Europe Settles AIB Debate
Europe largely has resolved complex disputes over relationships between the European Aviation Safety Agency (EASA) and the region’s AIBs, said John Vincent, deputy director for strategic safety, EASA. How to aggregate and use the region’s newest data source, airlines’ voluntary safety reporting systems, is still under discussion.

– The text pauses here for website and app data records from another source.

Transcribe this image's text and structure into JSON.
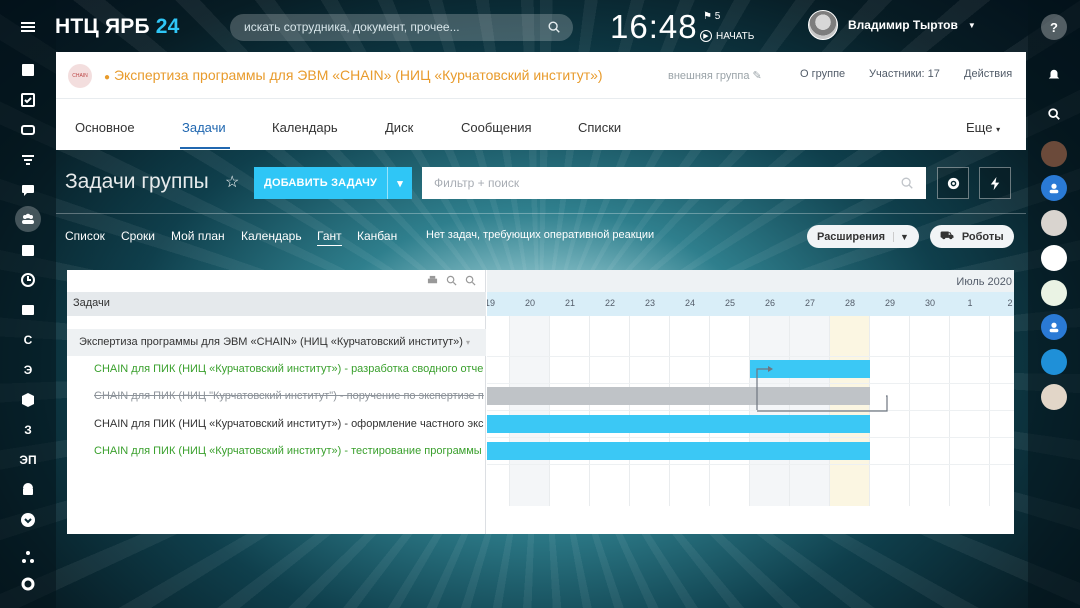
{
  "header": {
    "logo_text": "НТЦ ЯРБ",
    "logo_accent": "24",
    "search_placeholder": "искать сотрудника, документ, прочее...",
    "time": "16:48",
    "flag_count": "5",
    "start_label": "НАЧАТЬ",
    "user_name": "Владимир Тыртов"
  },
  "left_rail": {
    "letters": [
      "С",
      "Э",
      "З",
      "ЭП"
    ]
  },
  "group": {
    "title": "Экспертиза программы для ЭВМ «CHAIN» (НИЦ «Курчатовский институт»)",
    "external_label": "внешняя группа",
    "about": "О группе",
    "members": "Участники: 17",
    "actions": "Действия"
  },
  "tabs": [
    "Основное",
    "Задачи",
    "Календарь",
    "Диск",
    "Сообщения",
    "Списки"
  ],
  "tabs_more": "Еще",
  "toolbar": {
    "page_title": "Задачи группы",
    "add_task": "ДОБАВИТЬ ЗАДАЧУ",
    "filter_placeholder": "Фильтр + поиск"
  },
  "views": [
    "Список",
    "Сроки",
    "Мой план",
    "Календарь",
    "Гант",
    "Канбан"
  ],
  "no_tasks_text": "Нет задач, требующих оперативной реакции",
  "extensions_label": "Расширения",
  "robots_label": "Роботы",
  "gantt": {
    "tasks_header": "Задачи",
    "month_label": "Июль 2020",
    "days": [
      "19",
      "20",
      "21",
      "22",
      "23",
      "24",
      "25",
      "26",
      "27",
      "28",
      "29",
      "30",
      "1",
      "2"
    ],
    "project_row": "Экспертиза программы для ЭВМ «CHAIN» (НИЦ «Курчатовский институт»)",
    "tasks": [
      {
        "name": "CHAIN для ПИК (НИЦ «Курчатовский институт») - разработка сводного отче",
        "style": "green"
      },
      {
        "name": "CHAIN для ПИК (НИЦ \"Курчатовский институт\") - поручение по экспертизе п",
        "style": "struck"
      },
      {
        "name": "CHAIN для ПИК (НИЦ «Курчатовский институт») - оформление частного экс",
        "style": "dark"
      },
      {
        "name": "CHAIN для ПИК (НИЦ «Курчатовский институт») - тестирование программы",
        "style": "green"
      }
    ],
    "colors": {
      "bar": "#3bc8f5",
      "completed_bar": "#bfc3c7",
      "today": "#fbf6e2"
    }
  }
}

“We had a long period of debate as to what EASA’s role was in relation to accident investigation,” Vincent said. “We hope that’s resolved now because we have … Regulation 996,1 which came into being in 2010 and establishes in European law the position that EASA has relative to the air accident investigators. I’m very glad to say that we work together [with AIBs and CAAs] as a team, the objective being the continuous improvement of aviation safety. It’s taken some time to build and develop that relationship; in some quarters, it’s still growing and developing and maturing.” A high level of interaction and interdependency, including for data uses, is expected, he said. In 2012, EASA also began a process under Regulation 996 to establish one central European database for AIB and CAA safety recommendations.
In Brazil, after a period of SMS-related adjustments to their relationship, the AIB —Centro de Investigação e Prevenção de Acidentes (CENIPA) — and the CAA have begun a new phase in which CENIPA is the national center for SMS training and also sees opportunities to pursue predictive data analysis, said Col. Fernando Camargo, former deputy chief of CENIPA. He described the adjustments as a positive step in resolving difficulties of interagency cooperation during investigations and in CAA acceptance of its safety recommendations.

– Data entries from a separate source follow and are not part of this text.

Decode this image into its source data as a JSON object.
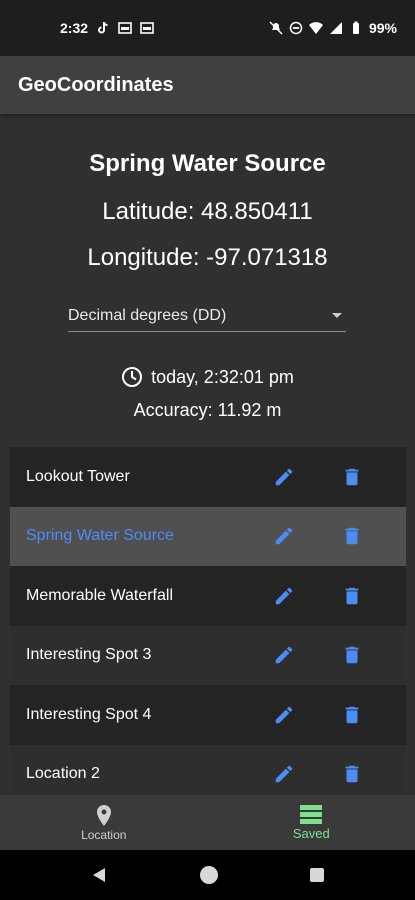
{
  "status_bar": {
    "time": "2:32",
    "battery": "99%"
  },
  "app_bar": {
    "title": "GeoCoordinates"
  },
  "location": {
    "name": "Spring Water Source",
    "latitude": "Latitude: 48.850411",
    "longitude": "Longitude: -97.071318",
    "format": "Decimal degrees (DD)",
    "timestamp": "today, 2:32:01 pm",
    "accuracy": "Accuracy: 11.92 m"
  },
  "saved_list": [
    {
      "label": "Lookout Tower"
    },
    {
      "label": "Spring Water Source",
      "selected": true
    },
    {
      "label": "Memorable Waterfall"
    },
    {
      "label": "Interesting Spot 3"
    },
    {
      "label": "Interesting Spot 4"
    },
    {
      "label": "Location 2"
    }
  ],
  "bottom_nav": {
    "location": "Location",
    "saved": "Saved"
  },
  "colors": {
    "accent_blue": "#4d8cf5",
    "active_green": "#7ee08e",
    "background": "#303030"
  },
  "icons": [
    "tiktok-icon",
    "calendar-icon",
    "mute-icon",
    "dnd-icon",
    "wifi-icon",
    "signal-icon",
    "battery-icon",
    "clock-icon",
    "edit-icon",
    "delete-icon",
    "location-pin-icon",
    "list-icon",
    "back-icon",
    "home-icon",
    "recents-icon"
  ]
}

Expectations of ICAO’s Universal Safety Oversight Audit Program also have motivated sharing of one database by the CAA and CENIPA for information such as final reports of accident/incident investigations and voluntary non-punitive reports from airline personnel, Camargo said.
U.K. Iterative Investigations
Philip Sleight, principal inspector, U.K. Air Accidents Investigation Branch (AAIB), asked, “What is the goal of … a no-blame accident investigation? I would say actually the goal is to identify the safety issues early so that actions can take place to prevent recurrence.” The agency’s holistic model — essentially, iterative methods and free-flowing, cross-domain communication among individuals and groups participating in an investigation — has proved to be consistent with this goal, effective for safety mitigations prior to issuance of an accident report, and compatible with current proactive/predictive concepts of safety data analysis, he said.
Yet one challenge AAIB has recognized is that, whatever proactive/predictive initiatives may be desirable, the data demands of accident investigations alone become extremely difficult as complexity of aircraft and methods continue to increase. “Certainly at the AAIB, we would actually struggle with storing all of this information [and] in such a way that it is easily retrieved,” Sleight said. “As we were doing the investigation of the [British Airways Boeing 777 runway-undershoot accident www.aaib.gov.uk/cms_resources.cfm?file=/1-2010%20G-YMMM.pdf] at Heathrow — with vast amounts of information that were coming in at a very rapid rate — we were still exploring solutions to enable all parties to the investigation to have secure access to the information, but also in a timely manner without compromising confidentiality.”
- The title is Regulation (EU) No 996/2010 of the European Parliament and of the Council of 20 October 2010 on the investigation and prevention of accidents and incidents in civil aviation and repealing Directive 94/56/EC.